* _WHAT YOU WILL DO_
Go through the listing below. Copy each line that has the string "jälkeen".

* _DATA PROVIDED_
▼

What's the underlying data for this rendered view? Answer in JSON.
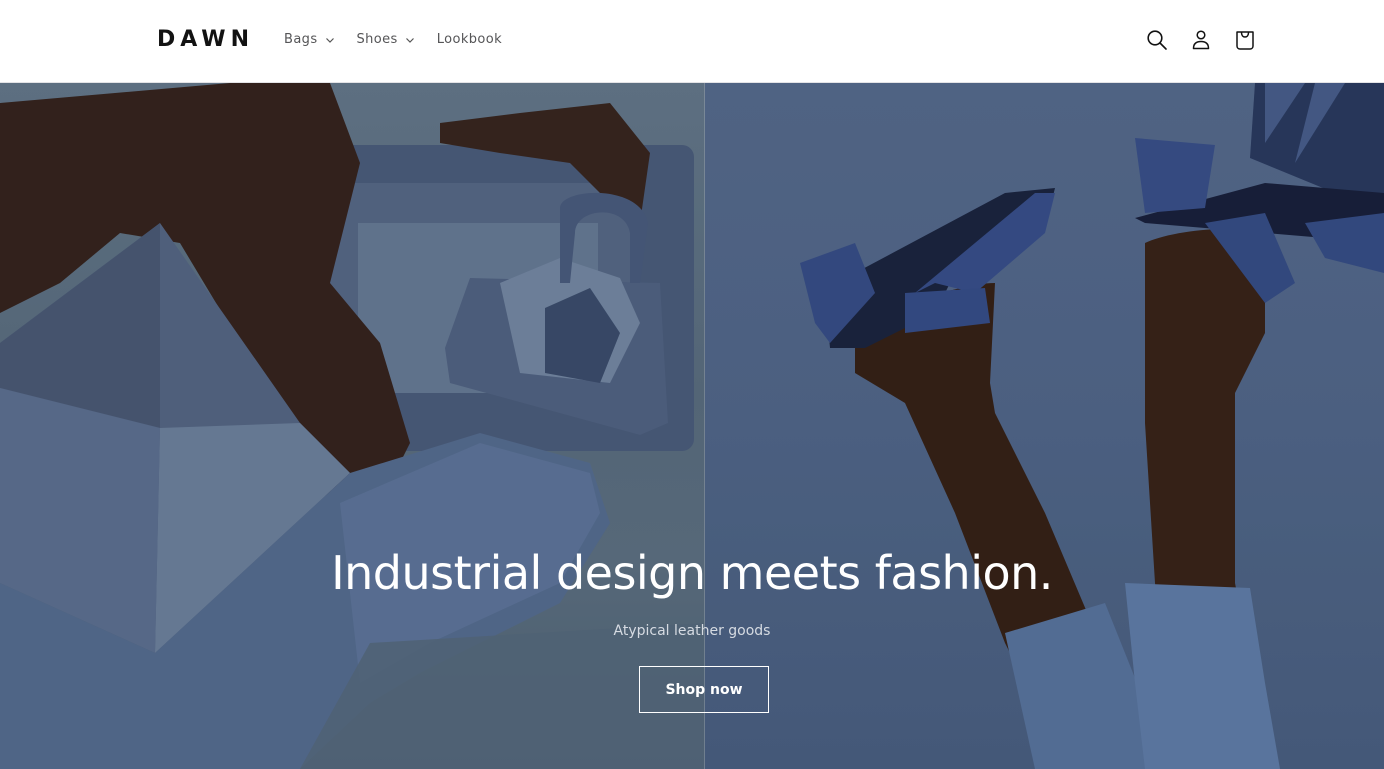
{
  "header": {
    "logo": "DAWN",
    "nav": [
      {
        "label": "Bags",
        "has_dropdown": true
      },
      {
        "label": "Shoes",
        "has_dropdown": true
      },
      {
        "label": "Lookbook",
        "has_dropdown": false
      }
    ],
    "icons": [
      "search-icon",
      "account-icon",
      "cart-icon"
    ]
  },
  "hero": {
    "title": "Industrial design meets fashion.",
    "subtitle": "Atypical leather goods",
    "button_label": "Shop now",
    "images": [
      {
        "description": "model with geometric leather bags, slate blue background"
      },
      {
        "description": "legs wearing blue heeled mules, blue background"
      }
    ]
  },
  "colors": {
    "header_bg": "#ffffff",
    "text": "#121212",
    "nav_text": "#555557",
    "hero_left_bg": "#62778a",
    "hero_right_bg": "#566d92",
    "hero_text": "#ffffff"
  }
}
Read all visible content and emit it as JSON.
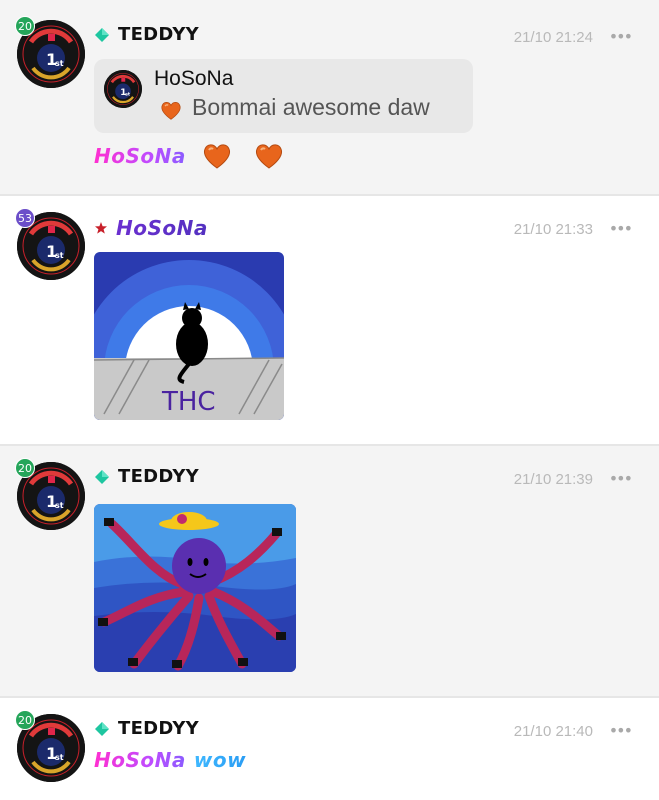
{
  "messages": [
    {
      "author": "TEDDYY",
      "level": "20",
      "time": "21/10 21:24",
      "more": "•••",
      "quote": {
        "author": "HoSoNa",
        "text": "Bommai awesome daw"
      },
      "text": "HoSoNa"
    },
    {
      "author": "HoSoNa",
      "level": "53",
      "time": "21/10 21:33",
      "more": "•••",
      "image_caption": "THC"
    },
    {
      "author": "TEDDYY",
      "level": "20",
      "time": "21/10 21:39",
      "more": "•••"
    },
    {
      "author": "TEDDYY",
      "level": "20",
      "time": "21/10 21:40",
      "more": "•••",
      "text_parts": [
        "HoSoNa",
        "wow"
      ]
    }
  ],
  "colors": {
    "gem": "#1ec6a0",
    "timestamp": "#b9b9b9",
    "level_green": "#25a55a",
    "level_purple": "#6b4ec9"
  },
  "icons": [
    "gem-icon",
    "star-icon",
    "heart-icon",
    "more-icon",
    "avatar-badge"
  ]
}
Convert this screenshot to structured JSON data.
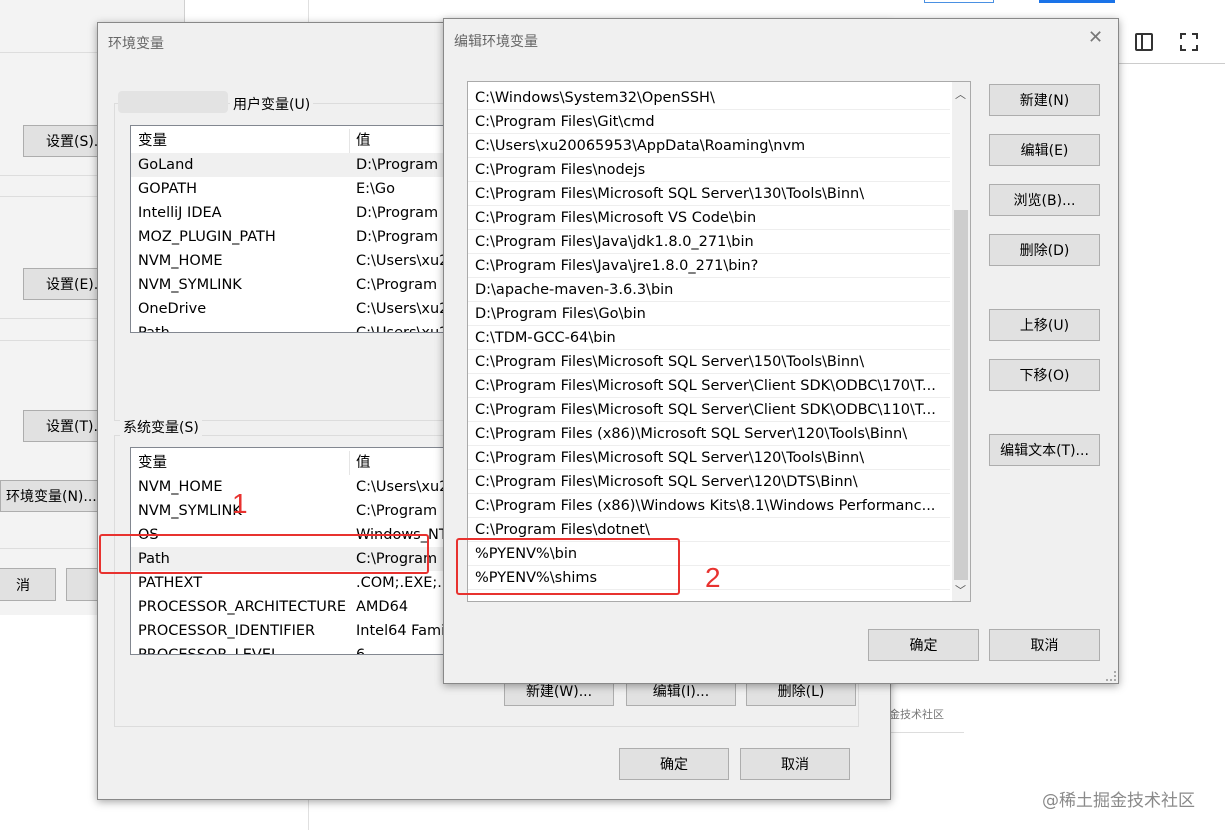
{
  "backdrop": {
    "buttons": [
      "设置(S)...",
      "设置(E)...",
      "设置(T)...",
      "环境变量(N)...",
      "消"
    ],
    "watermark_small": "金技术社区",
    "watermark": "@稀土掘金技术社区"
  },
  "env_dialog": {
    "title": "环境变量",
    "user_group_label": "用户变量(U)",
    "user_columns": [
      "变量",
      "值"
    ],
    "user_rows": [
      {
        "name": "GoLand",
        "value": "D:\\Program"
      },
      {
        "name": "GOPATH",
        "value": "E:\\Go"
      },
      {
        "name": "IntelliJ IDEA",
        "value": "D:\\Program"
      },
      {
        "name": "MOZ_PLUGIN_PATH",
        "value": "D:\\Program"
      },
      {
        "name": "NVM_HOME",
        "value": "C:\\Users\\xu2"
      },
      {
        "name": "NVM_SYMLINK",
        "value": "C:\\Program"
      },
      {
        "name": "OneDrive",
        "value": "C:\\Users\\xu2"
      },
      {
        "name": "Path",
        "value": "C:\\Users\\xu2"
      }
    ],
    "system_group_label": "系统变量(S)",
    "system_columns": [
      "变量",
      "值"
    ],
    "system_rows": [
      {
        "name": "NVM_HOME",
        "value": "C:\\Users\\xu2"
      },
      {
        "name": "NVM_SYMLINK",
        "value": "C:\\Program"
      },
      {
        "name": "OS",
        "value": "Windows_NT"
      },
      {
        "name": "Path",
        "value": "C:\\Program"
      },
      {
        "name": "PATHEXT",
        "value": ".COM;.EXE;.B"
      },
      {
        "name": "PROCESSOR_ARCHITECTURE",
        "value": "AMD64"
      },
      {
        "name": "PROCESSOR_IDENTIFIER",
        "value": "Intel64 Fami"
      },
      {
        "name": "PROCESSOR_LEVEL",
        "value": "6"
      }
    ],
    "system_buttons": {
      "new": "新建(W)...",
      "edit": "编辑(I)...",
      "delete": "删除(L)"
    },
    "ok": "确定",
    "cancel": "取消"
  },
  "edit_dialog": {
    "title": "编辑环境变量",
    "close_glyph": "✕",
    "entries": [
      "C:\\Windows\\System32\\OpenSSH\\",
      "C:\\Program Files\\Git\\cmd",
      "C:\\Users\\xu20065953\\AppData\\Roaming\\nvm",
      "C:\\Program Files\\nodejs",
      "C:\\Program Files\\Microsoft SQL Server\\130\\Tools\\Binn\\",
      "C:\\Program Files\\Microsoft VS Code\\bin",
      "C:\\Program Files\\Java\\jdk1.8.0_271\\bin",
      "C:\\Program Files\\Java\\jre1.8.0_271\\bin?",
      "D:\\apache-maven-3.6.3\\bin",
      "D:\\Program Files\\Go\\bin",
      "C:\\TDM-GCC-64\\bin",
      "C:\\Program Files\\Microsoft SQL Server\\150\\Tools\\Binn\\",
      "C:\\Program Files\\Microsoft SQL Server\\Client SDK\\ODBC\\170\\T...",
      "C:\\Program Files\\Microsoft SQL Server\\Client SDK\\ODBC\\110\\T...",
      "C:\\Program Files (x86)\\Microsoft SQL Server\\120\\Tools\\Binn\\",
      "C:\\Program Files\\Microsoft SQL Server\\120\\Tools\\Binn\\",
      "C:\\Program Files\\Microsoft SQL Server\\120\\DTS\\Binn\\",
      "C:\\Program Files (x86)\\Windows Kits\\8.1\\Windows Performanc...",
      "C:\\Program Files\\dotnet\\",
      "%PYENV%\\bin",
      "%PYENV%\\shims"
    ],
    "buttons": {
      "new": "新建(N)",
      "edit": "编辑(E)",
      "browse": "浏览(B)...",
      "delete": "删除(D)",
      "move_up": "上移(U)",
      "move_down": "下移(O)",
      "edit_text": "编辑文本(T)..."
    },
    "ok": "确定",
    "cancel": "取消"
  },
  "annotations": {
    "marker_1": "1",
    "marker_2": "2",
    "color": "#e8322f"
  }
}
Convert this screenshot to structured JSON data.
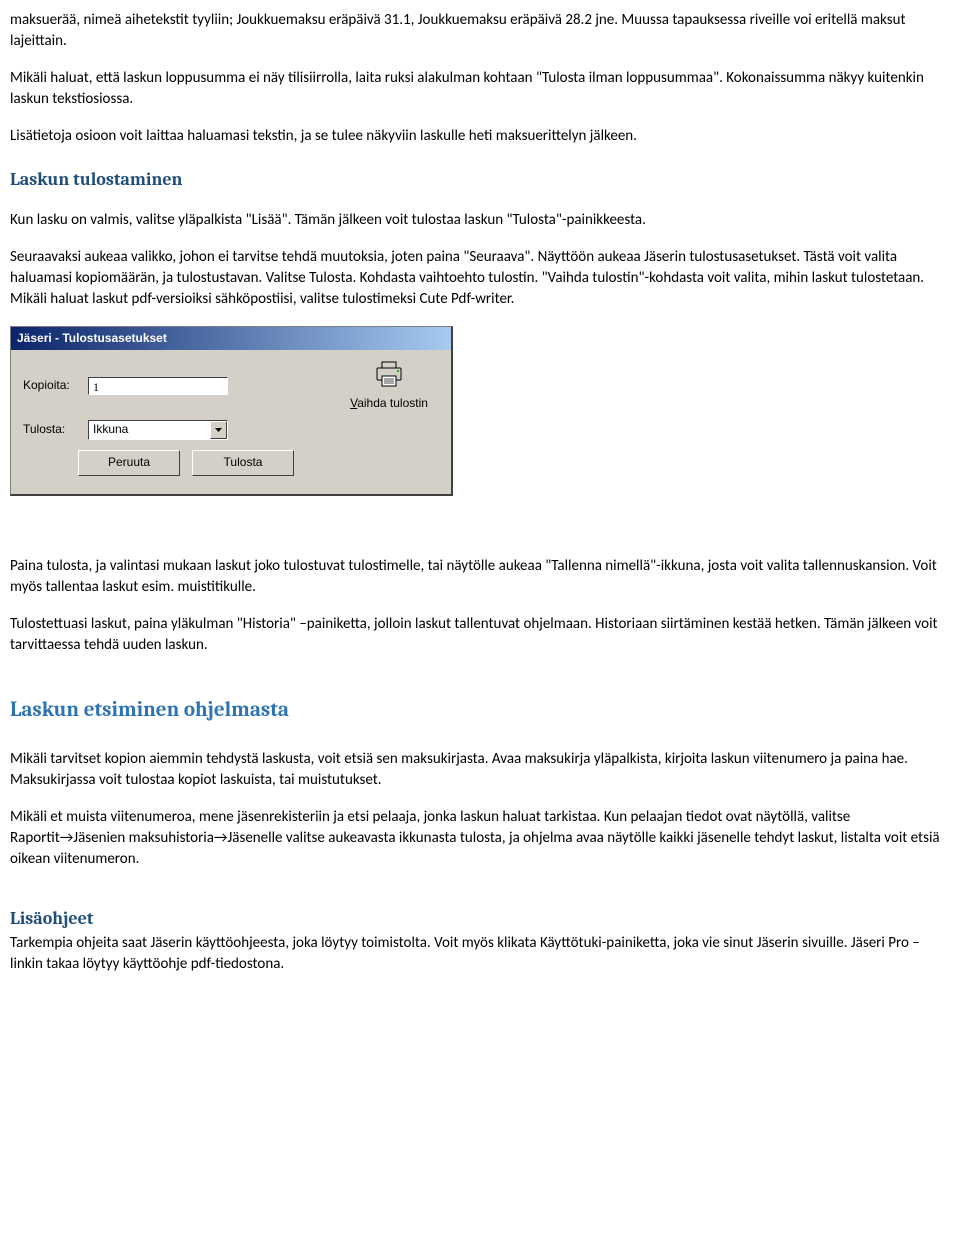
{
  "paragraphs": {
    "p1": "maksuerää, nimeä aihetekstit tyyliin; Joukkuemaksu eräpäivä 31.1, Joukkuemaksu eräpäivä 28.2 jne. Muussa tapauksessa riveille voi eritellä maksut lajeittain.",
    "p2": "Mikäli haluat, että laskun loppusumma ei näy tilisiirrolla, laita ruksi alakulman kohtaan \"Tulosta ilman loppusummaa\". Kokonaissumma näkyy kuitenkin laskun tekstiosiossa.",
    "p3": "Lisätietoja osioon voit laittaa haluamasi tekstin, ja se tulee näkyviin laskulle heti maksuerittelyn jälkeen.",
    "p4": "Kun lasku on valmis, valitse yläpalkista \"Lisää\". Tämän jälkeen voit tulostaa laskun \"Tulosta\"-painikkeesta.",
    "p5": "Seuraavaksi aukeaa valikko, johon ei tarvitse tehdä muutoksia, joten paina \"Seuraava\". Näyttöön aukeaa Jäserin tulostusasetukset. Tästä voit valita haluamasi kopiomäärän, ja tulostustavan. Valitse Tulosta. Kohdasta vaihtoehto tulostin. \"Vaihda tulostin\"-kohdasta voit valita, mihin laskut tulostetaan. Mikäli haluat laskut pdf-versioiksi sähköpostiisi, valitse  tulostimeksi Cute Pdf-writer.",
    "p6": "Paina tulosta, ja valintasi mukaan laskut joko tulostuvat tulostimelle, tai näytölle aukeaa \"Tallenna nimellä\"-ikkuna, josta voit valita tallennuskansion. Voit myös tallentaa laskut esim. muistitikulle.",
    "p7": "Tulostettuasi laskut, paina yläkulman \"Historia\" –painiketta, jolloin laskut tallentuvat ohjelmaan. Historiaan siirtäminen kestää hetken. Tämän jälkeen voit tarvittaessa tehdä uuden laskun.",
    "p8": "Mikäli tarvitset kopion aiemmin tehdystä laskusta, voit etsiä sen maksukirjasta. Avaa maksukirja yläpalkista, kirjoita laskun viitenumero ja paina hae. Maksukirjassa voit tulostaa kopiot laskuista, tai muistutukset.",
    "p9": "Mikäli et muista viitenumeroa, mene jäsenrekisteriin ja etsi pelaaja, jonka laskun haluat tarkistaa. Kun pelaajan tiedot ovat näytöllä, valitse Raportit→Jäsenien maksuhistoria→Jäsenelle valitse aukeavasta ikkunasta tulosta, ja ohjelma avaa näytölle kaikki jäsenelle tehdyt laskut, listalta voit etsiä oikean viitenumeron.",
    "p10": "Tarkempia ohjeita saat Jäserin käyttöohjeesta, joka löytyy toimistolta. Voit myös klikata Käyttötuki-painiketta, joka vie sinut Jäserin sivuille. Jäseri Pro – linkin takaa löytyy käyttöohje pdf-tiedostona."
  },
  "headings": {
    "h1": "Laskun tulostaminen",
    "h2": "Laskun etsiminen ohjelmasta",
    "h3": "Lisäohjeet"
  },
  "dialog": {
    "title": "Jäseri - Tulostusasetukset",
    "label_copies": "Kopioita:",
    "value_copies": "1",
    "label_tulosta": "Tulosta:",
    "value_select": "Ikkuna",
    "change_printer_pre": "V",
    "change_printer_post": "aihda tulostin",
    "btn_cancel": "Peruuta",
    "btn_print": "Tulosta"
  }
}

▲

* _RESULT OF THE EXERCISE_
    "p3": "Lisätietoja osioon voit laittaa haluamasi tekstin, ja se tulee näkyviin laskulle heti maksuerittelyn jälkeen.",
    "p4": "Kun lasku on valmis, valitse yläpalkista \"Lisää\". Tämän jälkeen voit tulostaa laskun \"Tulosta\"-painikkeesta.",
    "p7": "Tulostettuasi laskut, paina yläkulman \"Historia\" –painiketta, jolloin laskut tallentuvat ohjelmaan. Historiaan siirtäminen kestää hetken. Tämän jälkeen voit tarvittaessa tehdä uuden laskun.",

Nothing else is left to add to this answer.